▸ **ACTION ITEM**
Search the records for the word "this" and pick out every line that has it.

_____

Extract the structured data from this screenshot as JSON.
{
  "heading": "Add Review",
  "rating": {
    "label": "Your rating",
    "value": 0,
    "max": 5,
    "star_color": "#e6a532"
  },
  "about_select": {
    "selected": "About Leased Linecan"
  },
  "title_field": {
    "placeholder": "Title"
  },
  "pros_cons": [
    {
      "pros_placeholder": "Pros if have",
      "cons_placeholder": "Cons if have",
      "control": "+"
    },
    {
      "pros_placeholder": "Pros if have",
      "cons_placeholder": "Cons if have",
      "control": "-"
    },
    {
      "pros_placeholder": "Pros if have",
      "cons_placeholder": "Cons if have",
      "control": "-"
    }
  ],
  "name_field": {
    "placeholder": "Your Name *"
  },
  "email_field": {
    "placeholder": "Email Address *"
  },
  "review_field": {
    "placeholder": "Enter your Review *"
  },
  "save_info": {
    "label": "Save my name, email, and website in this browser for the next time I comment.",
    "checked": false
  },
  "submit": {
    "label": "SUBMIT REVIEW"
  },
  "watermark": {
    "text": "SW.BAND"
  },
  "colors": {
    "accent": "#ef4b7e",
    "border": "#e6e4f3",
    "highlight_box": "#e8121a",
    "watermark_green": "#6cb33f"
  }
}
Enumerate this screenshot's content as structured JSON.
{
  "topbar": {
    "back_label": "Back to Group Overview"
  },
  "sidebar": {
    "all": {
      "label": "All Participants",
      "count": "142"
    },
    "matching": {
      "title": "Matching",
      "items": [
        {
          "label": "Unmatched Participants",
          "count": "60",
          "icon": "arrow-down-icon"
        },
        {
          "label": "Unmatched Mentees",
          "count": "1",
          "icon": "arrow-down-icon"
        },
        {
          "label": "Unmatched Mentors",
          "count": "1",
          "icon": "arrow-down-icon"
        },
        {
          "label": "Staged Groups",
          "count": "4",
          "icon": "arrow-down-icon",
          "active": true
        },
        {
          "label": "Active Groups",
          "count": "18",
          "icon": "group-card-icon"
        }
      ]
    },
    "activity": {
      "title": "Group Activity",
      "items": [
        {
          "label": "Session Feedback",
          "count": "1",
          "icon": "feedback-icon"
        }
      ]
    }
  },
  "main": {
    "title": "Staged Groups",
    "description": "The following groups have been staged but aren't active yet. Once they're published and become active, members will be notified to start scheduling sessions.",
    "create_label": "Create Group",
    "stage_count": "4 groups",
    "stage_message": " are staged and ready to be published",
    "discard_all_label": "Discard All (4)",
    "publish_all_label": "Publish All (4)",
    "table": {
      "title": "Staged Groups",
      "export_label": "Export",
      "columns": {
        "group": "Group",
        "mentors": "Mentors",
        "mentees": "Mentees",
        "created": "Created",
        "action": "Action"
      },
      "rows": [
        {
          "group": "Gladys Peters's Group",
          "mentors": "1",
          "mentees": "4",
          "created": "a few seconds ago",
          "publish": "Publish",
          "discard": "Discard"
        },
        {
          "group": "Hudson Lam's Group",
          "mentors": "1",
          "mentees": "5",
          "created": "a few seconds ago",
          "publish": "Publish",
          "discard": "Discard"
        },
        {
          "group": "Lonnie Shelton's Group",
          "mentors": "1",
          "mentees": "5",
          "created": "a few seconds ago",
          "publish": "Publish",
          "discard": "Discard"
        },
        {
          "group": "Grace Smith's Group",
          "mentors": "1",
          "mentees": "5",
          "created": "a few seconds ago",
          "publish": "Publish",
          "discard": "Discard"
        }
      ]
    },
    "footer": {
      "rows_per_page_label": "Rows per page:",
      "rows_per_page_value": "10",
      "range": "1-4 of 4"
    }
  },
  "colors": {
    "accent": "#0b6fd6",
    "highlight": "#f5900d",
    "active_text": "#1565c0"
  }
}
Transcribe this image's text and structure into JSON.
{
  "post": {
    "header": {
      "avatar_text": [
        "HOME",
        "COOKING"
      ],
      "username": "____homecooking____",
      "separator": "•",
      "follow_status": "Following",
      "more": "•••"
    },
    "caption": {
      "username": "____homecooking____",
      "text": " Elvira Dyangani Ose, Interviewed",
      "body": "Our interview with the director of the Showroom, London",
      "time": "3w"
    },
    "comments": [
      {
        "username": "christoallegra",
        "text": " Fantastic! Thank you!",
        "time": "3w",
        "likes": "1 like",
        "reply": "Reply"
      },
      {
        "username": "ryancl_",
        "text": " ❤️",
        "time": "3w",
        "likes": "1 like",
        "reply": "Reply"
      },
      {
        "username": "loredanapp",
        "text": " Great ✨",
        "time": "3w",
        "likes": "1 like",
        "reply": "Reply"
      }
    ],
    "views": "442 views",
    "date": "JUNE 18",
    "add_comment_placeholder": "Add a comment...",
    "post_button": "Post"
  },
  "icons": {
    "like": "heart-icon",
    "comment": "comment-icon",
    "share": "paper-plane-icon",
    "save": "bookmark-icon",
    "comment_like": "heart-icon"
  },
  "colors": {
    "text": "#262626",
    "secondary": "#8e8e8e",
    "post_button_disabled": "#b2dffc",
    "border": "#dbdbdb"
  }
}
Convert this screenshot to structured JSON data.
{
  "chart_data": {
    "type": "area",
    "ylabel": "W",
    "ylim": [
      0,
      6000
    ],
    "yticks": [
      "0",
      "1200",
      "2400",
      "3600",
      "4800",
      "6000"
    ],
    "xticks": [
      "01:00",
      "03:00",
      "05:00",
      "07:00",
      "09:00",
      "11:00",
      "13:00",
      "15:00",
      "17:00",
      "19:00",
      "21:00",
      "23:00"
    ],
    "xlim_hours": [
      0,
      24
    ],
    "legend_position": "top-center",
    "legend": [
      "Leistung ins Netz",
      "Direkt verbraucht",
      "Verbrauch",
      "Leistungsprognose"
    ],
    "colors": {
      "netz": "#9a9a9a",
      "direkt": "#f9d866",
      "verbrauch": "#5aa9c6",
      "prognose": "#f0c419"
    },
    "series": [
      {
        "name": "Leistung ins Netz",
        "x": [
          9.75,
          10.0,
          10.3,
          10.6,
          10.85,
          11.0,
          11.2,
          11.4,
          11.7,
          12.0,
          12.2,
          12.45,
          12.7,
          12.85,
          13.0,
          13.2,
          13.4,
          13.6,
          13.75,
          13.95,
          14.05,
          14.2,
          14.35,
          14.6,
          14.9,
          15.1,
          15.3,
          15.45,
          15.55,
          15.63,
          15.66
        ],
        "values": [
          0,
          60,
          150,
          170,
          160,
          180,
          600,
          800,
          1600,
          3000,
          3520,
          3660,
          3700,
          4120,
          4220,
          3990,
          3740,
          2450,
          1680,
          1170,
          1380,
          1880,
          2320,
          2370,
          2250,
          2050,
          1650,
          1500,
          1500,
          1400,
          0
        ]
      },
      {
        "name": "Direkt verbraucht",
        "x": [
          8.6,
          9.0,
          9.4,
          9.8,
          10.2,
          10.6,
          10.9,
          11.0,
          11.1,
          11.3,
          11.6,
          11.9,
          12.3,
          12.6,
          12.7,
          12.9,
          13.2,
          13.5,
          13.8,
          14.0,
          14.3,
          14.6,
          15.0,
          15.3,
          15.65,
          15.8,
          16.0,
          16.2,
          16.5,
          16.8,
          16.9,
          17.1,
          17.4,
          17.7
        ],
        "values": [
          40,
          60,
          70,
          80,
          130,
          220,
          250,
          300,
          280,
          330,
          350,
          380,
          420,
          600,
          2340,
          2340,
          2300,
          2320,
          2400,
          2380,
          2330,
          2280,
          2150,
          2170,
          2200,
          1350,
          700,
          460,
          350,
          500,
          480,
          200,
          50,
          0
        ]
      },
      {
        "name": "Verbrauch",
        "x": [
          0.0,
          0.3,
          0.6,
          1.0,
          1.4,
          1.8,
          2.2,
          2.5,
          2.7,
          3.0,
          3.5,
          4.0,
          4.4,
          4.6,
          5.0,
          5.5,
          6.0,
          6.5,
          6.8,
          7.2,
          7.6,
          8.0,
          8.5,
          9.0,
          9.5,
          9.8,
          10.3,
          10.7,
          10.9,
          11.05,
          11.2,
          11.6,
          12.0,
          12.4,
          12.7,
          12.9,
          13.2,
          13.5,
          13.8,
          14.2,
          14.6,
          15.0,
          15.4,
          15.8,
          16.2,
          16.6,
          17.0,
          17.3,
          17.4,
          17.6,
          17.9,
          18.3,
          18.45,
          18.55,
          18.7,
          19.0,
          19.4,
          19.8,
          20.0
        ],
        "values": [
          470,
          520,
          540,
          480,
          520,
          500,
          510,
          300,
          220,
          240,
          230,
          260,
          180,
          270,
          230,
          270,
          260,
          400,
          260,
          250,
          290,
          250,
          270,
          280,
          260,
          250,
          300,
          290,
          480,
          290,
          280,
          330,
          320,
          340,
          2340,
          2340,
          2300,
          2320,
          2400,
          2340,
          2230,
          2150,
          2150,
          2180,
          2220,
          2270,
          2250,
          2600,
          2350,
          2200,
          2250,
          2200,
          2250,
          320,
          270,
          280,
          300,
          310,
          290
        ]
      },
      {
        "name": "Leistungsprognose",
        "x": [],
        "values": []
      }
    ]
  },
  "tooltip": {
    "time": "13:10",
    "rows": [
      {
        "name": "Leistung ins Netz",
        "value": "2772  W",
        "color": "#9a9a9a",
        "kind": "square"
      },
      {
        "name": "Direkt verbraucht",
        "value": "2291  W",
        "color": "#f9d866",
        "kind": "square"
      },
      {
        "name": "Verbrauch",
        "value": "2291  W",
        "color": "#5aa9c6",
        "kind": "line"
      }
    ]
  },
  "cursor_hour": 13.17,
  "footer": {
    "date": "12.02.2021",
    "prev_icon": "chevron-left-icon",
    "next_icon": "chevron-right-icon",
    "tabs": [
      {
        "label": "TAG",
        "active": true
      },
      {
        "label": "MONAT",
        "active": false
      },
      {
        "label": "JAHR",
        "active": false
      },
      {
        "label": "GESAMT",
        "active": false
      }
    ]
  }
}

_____

▸ **WRITTEN SOLUTION**
Extract the structured data from this screenshot as JSON.
    "label": "Save my name, email, and website in this browser for the next time I comment.",
Enumerate this screenshot's content as structured JSON.
Transcribe this image's text and structure into JSON.
Convert this screenshot to structured JSON data.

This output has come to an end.